If you ever doubted the power of language, consider, if you will, this weather forecast.
It’s from The Daily Express, not known for understatement…
A BRUTAL tropical storm will smash Britain in just 24 hours, unleashing gales and torrential downpours while pushing temperatures close to 30 deg C.
Terrifying weather charts show the remains of Ernesto hurtling across the Atlantic before making a direct hit with the UK tomorrow night.
The storm will drag a plume of tropical air into the country bringing stifling humidity….
It goes on to talk about the storms that will hammer Britain, and an overnight deluge.

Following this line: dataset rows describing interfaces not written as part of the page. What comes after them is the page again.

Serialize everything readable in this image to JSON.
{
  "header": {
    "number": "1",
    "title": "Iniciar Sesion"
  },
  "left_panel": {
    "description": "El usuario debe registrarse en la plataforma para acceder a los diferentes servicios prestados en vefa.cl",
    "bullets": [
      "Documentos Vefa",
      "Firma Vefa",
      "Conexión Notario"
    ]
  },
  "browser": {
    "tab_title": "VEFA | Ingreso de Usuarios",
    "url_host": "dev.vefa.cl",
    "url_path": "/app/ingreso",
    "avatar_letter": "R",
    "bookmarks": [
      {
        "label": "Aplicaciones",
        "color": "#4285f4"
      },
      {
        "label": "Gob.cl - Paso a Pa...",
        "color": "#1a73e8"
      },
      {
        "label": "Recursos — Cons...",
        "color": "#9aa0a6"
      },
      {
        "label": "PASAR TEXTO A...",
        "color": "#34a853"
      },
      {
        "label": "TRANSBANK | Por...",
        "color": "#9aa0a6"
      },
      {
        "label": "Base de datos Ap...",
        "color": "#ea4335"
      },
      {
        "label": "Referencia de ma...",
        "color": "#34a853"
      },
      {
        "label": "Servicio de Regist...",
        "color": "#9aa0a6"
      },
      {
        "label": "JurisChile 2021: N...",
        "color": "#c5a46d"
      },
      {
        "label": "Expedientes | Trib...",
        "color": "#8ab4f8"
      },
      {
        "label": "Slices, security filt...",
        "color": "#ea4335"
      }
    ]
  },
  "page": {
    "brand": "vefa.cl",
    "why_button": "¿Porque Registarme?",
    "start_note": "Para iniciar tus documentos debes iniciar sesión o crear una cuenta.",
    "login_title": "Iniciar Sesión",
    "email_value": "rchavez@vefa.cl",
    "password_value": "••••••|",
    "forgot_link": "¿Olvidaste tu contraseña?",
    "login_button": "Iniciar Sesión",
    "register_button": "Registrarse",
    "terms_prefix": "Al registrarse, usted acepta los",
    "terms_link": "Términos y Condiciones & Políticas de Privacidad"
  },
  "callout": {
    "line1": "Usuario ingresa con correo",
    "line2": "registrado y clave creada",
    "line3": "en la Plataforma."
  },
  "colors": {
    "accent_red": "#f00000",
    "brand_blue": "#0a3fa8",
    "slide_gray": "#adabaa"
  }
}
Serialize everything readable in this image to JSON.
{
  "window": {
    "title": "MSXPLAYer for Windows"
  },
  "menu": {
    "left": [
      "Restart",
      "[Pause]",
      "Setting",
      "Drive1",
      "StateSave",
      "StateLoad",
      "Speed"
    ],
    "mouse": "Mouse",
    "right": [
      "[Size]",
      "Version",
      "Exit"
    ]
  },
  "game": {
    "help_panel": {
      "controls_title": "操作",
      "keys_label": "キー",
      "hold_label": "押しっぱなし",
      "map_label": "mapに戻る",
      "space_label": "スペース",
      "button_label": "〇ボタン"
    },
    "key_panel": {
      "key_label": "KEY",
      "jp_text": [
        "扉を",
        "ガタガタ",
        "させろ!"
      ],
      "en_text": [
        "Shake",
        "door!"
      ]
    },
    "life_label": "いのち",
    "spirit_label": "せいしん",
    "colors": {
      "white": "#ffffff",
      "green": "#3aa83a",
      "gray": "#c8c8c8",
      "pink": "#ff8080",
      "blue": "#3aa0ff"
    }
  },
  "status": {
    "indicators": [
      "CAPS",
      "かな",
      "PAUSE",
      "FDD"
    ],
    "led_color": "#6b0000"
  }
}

It sounds cataclysmic, apocalyptic….
Now, contrast that with a quote from the Met Office about the same storm:
It will start to feel breezy on Saturday morning across much of the UK with localised gales in the far north where there will also be some heavy showers. The remains of Ernesto will arrive during the early hours of Sunday; there will be some heavy downpours associated with this. We expect Ernesto to have passed by the afternoon when it will turn drier and more settled.
That’s a very British kind of weather prediction, isn’t it? Sounds almost benign in comparison to the one from the Express.
Same storm. Different descriptions. Different verbs used. Different adjectives.
It’s what you can do with your writing. Take time to choose just the right verb to create the image you want.
Did someone walk, or stride, or totter, or march, or amble?
Did they pull or haul or drag or bring?
It’s all part of the told-not-shown point, and I’ve not covered that yet but intend to.
But these examples show how you can increase the drama of a situation, and the impact it has on your reader, by your careful choice of just the right words.